Word for word, restate the listing; omit the pictures.
(Beginning of MATERIAL FOR THIS TASK)
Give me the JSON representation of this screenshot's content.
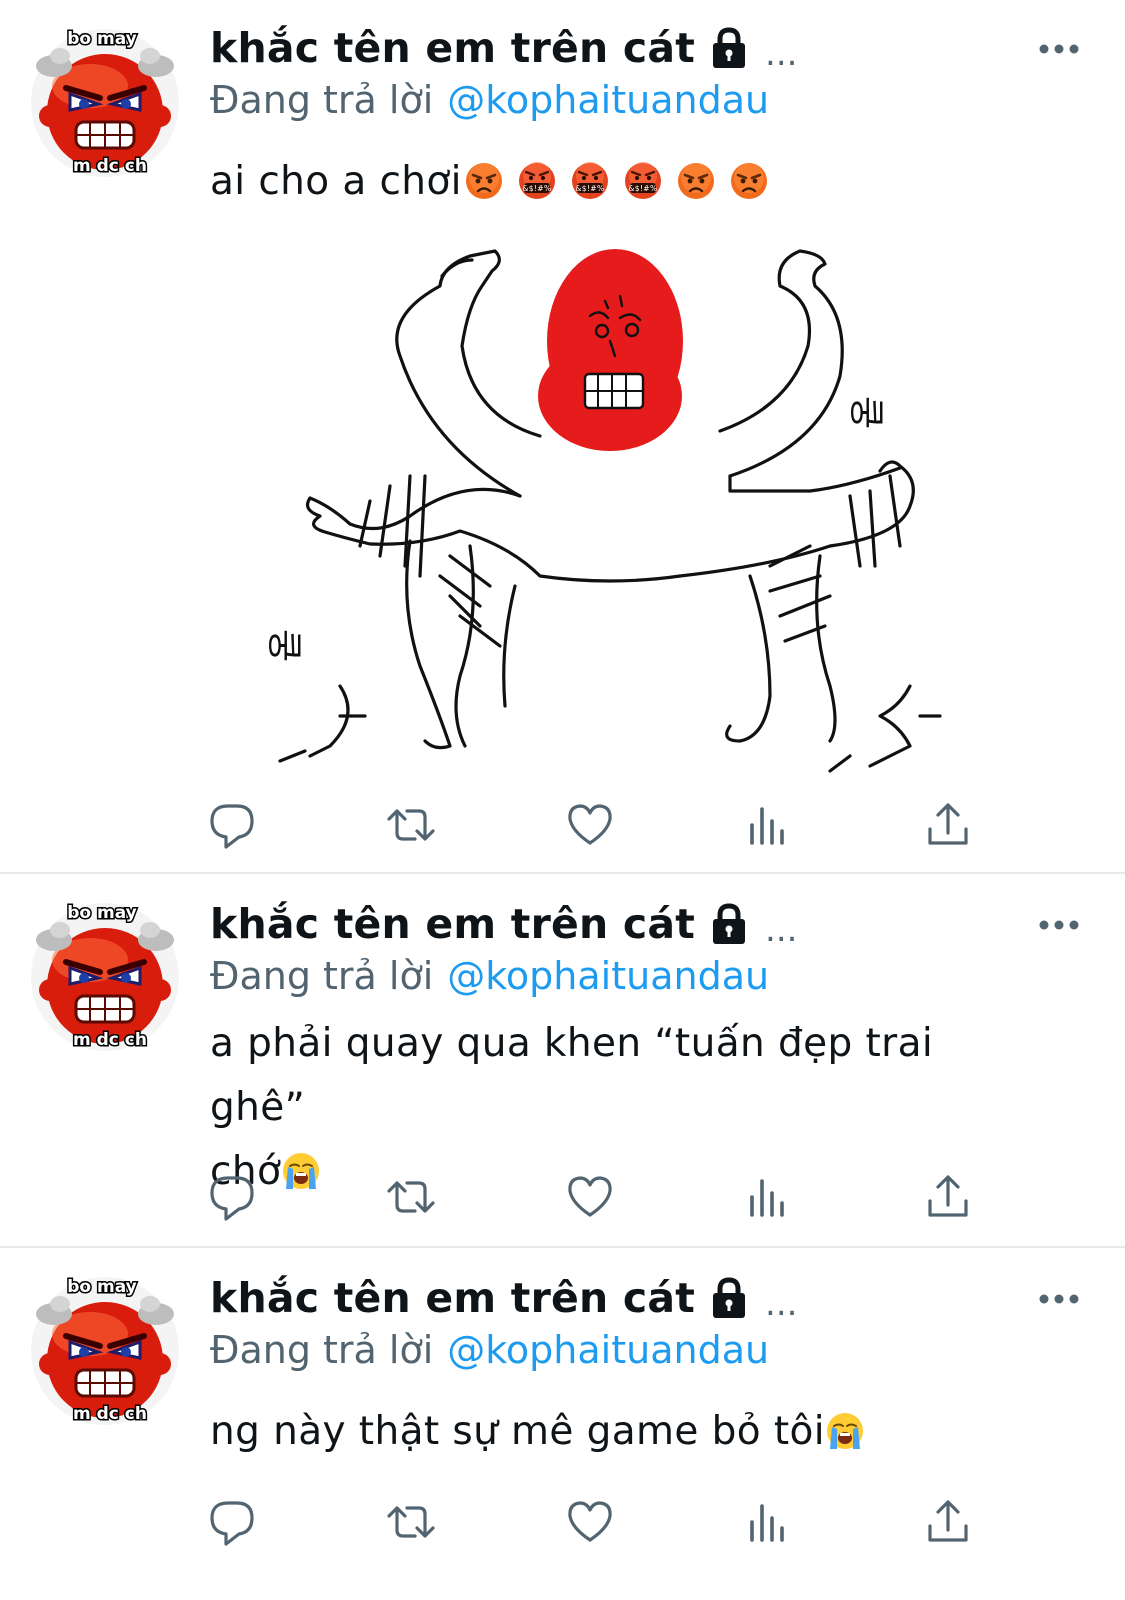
{
  "tweets": [
    {
      "avatar": {
        "top_text": "bo may",
        "bottom_text": "m dc ch"
      },
      "display_name": "khắc tên em trên cát",
      "lock_icon": "lock-icon",
      "truncation": "...",
      "more_icon": "more-horizontal-icon",
      "reply_prefix": "Đang trả lời",
      "reply_handle": "@kophaituandau",
      "text": "ai cho a chơi",
      "emojis": [
        "angry-face",
        "cursing-face",
        "cursing-face",
        "cursing-face",
        "angry-face",
        "angry-face"
      ],
      "media": {
        "caption_left": "쿵",
        "caption_right": "쿵"
      }
    },
    {
      "avatar": {
        "top_text": "bo may",
        "bottom_text": "m dc ch"
      },
      "display_name": "khắc tên em trên cát",
      "lock_icon": "lock-icon",
      "truncation": "...",
      "more_icon": "more-horizontal-icon",
      "reply_prefix": "Đang trả lời",
      "reply_handle": "@kophaituandau",
      "text_line1": "a phải quay qua khen “tuấn đẹp trai ghê”",
      "text_line2": "chớ",
      "emojis": [
        "loudly-crying-face"
      ]
    },
    {
      "avatar": {
        "top_text": "bo may",
        "bottom_text": "m dc ch"
      },
      "display_name": "khắc tên em trên cát",
      "lock_icon": "lock-icon",
      "truncation": "...",
      "more_icon": "more-horizontal-icon",
      "reply_prefix": "Đang trả lời",
      "reply_handle": "@kophaituandau",
      "text": "ng này thật sự mê game bỏ tôi",
      "emojis": [
        "loudly-crying-face"
      ]
    }
  ],
  "action_icons": [
    "reply-icon",
    "retweet-icon",
    "like-icon",
    "views-icon",
    "share-icon"
  ],
  "colors": {
    "text": "#0f1419",
    "secondary": "#536471",
    "link": "#1d9bf0",
    "divider": "#e6e9ec",
    "icon": "#536471"
  }
}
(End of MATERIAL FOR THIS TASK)
__EXPECTED OUTPUT__.
Give me the JSON representation of this screenshot's content.
{
  "tweets": [
    {
      "avatar": {
        "top_text": "bo may",
        "bottom_text": "m dc ch"
      },
      "display_name": "khắc tên em trên cát",
      "lock_icon": "lock-icon",
      "truncation": "...",
      "more_icon": "more-horizontal-icon",
      "reply_prefix": "Đang trả lời",
      "reply_handle": "@kophaituandau",
      "text": "ai cho a chơi",
      "emojis": [
        "angry-face",
        "cursing-face",
        "cursing-face",
        "cursing-face",
        "angry-face",
        "angry-face"
      ],
      "media": {
        "caption_left": "쿵",
        "caption_right": "쿵"
      }
    },
    {
      "avatar": {
        "top_text": "bo may",
        "bottom_text": "m dc ch"
      },
      "display_name": "khắc tên em trên cát",
      "lock_icon": "lock-icon",
      "truncation": "...",
      "more_icon": "more-horizontal-icon",
      "reply_prefix": "Đang trả lời",
      "reply_handle": "@kophaituandau",
      "text_line1": "a phải quay qua khen “tuấn đẹp trai ghê”",
      "text_line2": "chớ",
      "emojis": [
        "loudly-crying-face"
      ]
    },
    {
      "avatar": {
        "top_text": "bo may",
        "bottom_text": "m dc ch"
      },
      "display_name": "khắc tên em trên cát",
      "lock_icon": "lock-icon",
      "truncation": "...",
      "more_icon": "more-horizontal-icon",
      "reply_prefix": "Đang trả lời",
      "reply_handle": "@kophaituandau",
      "text": "ng này thật sự mê game bỏ tôi",
      "emojis": [
        "loudly-crying-face"
      ]
    }
  ],
  "action_icons": [
    "reply-icon",
    "retweet-icon",
    "like-icon",
    "views-icon",
    "share-icon"
  ],
  "colors": {
    "text": "#0f1419",
    "secondary": "#536471",
    "link": "#1d9bf0",
    "divider": "#e6e9ec",
    "icon": "#536471"
  }
}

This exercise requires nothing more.